In this course we will explore how Kierkegaard deals with the problems associated with relativism, the lack of meaning and the undermining of religious faith that are typical of modern life. His penetrating analyses are still highly relevant today and have been seen as insightful for the leading figures of Existentialism, Post-Structuralism and Post-Modernism.
It is often claimed that relativism, subjectivism and nihilism are typically
modern philosophical problems that emerge with the breakdown of traditional
values, customs and ways of life. The result is the absence of meaning,
the lapse of religious faith, and feeling of alienation that is so widespread
The Danish thinker Søren Kierkegaard (1813-55) gave one of the most penetrating analyses of this complex phenomenon of modernity. But somewhat surprisingly he seeks insight into it not in any modern thinker but rather in an ancient one, the Greek philosopher Socrates.
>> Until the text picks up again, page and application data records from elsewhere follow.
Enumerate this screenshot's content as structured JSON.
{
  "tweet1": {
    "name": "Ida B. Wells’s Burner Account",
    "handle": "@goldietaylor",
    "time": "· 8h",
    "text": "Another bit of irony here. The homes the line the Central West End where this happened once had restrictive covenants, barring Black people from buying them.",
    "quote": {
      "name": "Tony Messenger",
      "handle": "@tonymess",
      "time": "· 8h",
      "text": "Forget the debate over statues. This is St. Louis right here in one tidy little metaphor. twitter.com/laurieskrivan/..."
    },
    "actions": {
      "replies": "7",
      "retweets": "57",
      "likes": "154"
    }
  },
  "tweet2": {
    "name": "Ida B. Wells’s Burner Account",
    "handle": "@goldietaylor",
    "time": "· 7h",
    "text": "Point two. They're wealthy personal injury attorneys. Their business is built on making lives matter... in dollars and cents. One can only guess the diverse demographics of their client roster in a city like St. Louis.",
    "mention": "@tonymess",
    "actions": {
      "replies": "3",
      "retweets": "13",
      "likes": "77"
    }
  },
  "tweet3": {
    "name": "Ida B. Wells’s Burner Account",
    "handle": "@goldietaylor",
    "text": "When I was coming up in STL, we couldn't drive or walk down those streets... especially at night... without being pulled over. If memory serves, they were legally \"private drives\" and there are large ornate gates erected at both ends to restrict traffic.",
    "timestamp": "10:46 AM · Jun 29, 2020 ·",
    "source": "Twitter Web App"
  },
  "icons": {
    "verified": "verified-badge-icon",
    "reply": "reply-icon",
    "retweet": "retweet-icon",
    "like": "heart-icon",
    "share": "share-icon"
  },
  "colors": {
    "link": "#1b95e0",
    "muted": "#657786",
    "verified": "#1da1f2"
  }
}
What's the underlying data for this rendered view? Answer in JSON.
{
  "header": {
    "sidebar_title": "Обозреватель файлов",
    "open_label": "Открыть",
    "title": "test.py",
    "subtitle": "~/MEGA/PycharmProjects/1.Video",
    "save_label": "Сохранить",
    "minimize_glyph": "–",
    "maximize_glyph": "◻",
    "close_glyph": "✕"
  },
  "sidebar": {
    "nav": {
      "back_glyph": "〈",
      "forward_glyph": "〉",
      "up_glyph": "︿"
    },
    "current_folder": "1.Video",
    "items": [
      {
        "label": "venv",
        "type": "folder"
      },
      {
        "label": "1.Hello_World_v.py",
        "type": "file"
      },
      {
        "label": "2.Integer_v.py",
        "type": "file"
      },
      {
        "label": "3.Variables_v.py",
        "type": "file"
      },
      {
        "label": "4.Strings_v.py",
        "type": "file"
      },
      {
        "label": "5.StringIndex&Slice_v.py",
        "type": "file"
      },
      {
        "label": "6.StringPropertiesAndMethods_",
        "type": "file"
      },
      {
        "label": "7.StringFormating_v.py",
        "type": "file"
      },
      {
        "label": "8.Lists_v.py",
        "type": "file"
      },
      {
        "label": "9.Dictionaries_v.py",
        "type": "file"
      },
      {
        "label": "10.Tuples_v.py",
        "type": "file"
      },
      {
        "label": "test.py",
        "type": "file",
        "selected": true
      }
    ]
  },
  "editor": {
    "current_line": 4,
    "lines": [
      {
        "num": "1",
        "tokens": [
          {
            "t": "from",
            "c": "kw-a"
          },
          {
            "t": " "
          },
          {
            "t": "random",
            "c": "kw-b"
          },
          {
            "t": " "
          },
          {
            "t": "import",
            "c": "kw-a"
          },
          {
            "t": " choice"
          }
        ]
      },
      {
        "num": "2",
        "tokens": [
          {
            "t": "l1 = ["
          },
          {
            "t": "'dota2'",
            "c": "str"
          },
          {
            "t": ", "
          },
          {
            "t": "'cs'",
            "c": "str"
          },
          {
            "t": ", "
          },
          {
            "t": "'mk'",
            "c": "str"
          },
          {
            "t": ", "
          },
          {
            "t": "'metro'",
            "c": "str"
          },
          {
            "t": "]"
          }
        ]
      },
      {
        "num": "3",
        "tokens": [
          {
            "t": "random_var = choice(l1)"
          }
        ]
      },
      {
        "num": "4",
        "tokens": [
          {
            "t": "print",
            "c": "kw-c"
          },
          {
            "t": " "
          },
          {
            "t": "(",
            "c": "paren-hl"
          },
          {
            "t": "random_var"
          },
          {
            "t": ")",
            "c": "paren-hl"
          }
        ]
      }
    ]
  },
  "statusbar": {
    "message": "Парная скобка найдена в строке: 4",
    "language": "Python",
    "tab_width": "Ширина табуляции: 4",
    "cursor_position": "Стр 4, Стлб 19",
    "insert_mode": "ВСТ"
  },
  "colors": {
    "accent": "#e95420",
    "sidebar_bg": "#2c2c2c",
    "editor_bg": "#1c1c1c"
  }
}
Part 1: Kierkegaard on Socratic Irony
Week 1: Course Introduction: The Life and Work of Kierkegaard as a “Socratic Task”
Week 2: Kierkegaard, Martensen and Hegelianism at the University of Copenhagen
Week 3: Kierkegaard’s View of Socrates
Part 2: Kierkegaard on
Week 4: Kierkegaard, Heiberg and History
Week 5: Kierkegaard, P.M. Møller and Friedrich von Schlegel
Part 3: Kierkegaard’s
Week 6: The Conception of Kierkegaard’s Socratic Task: 1843: The Trip to Berlin and the Beginning of the Authorship
Week 7: Kierkegaard’s Socratic Task: 1844-45: The Development of the Pseudonymous Works
Week 8: Kierkegaard’s Socratic Task: 1846-55: The Second Half of the Authorship and the Attack on the Church
No prior knowledge of Kierkegaard is required. The course will be on an advanced undergraduate level, and it will be an advantage for students to have some prior knowledge or idea about the history of philosophy.
For students who wish to dig deeper than what is presented in video-presentations, texts, and assignments there will be supplementary readings for all course modules.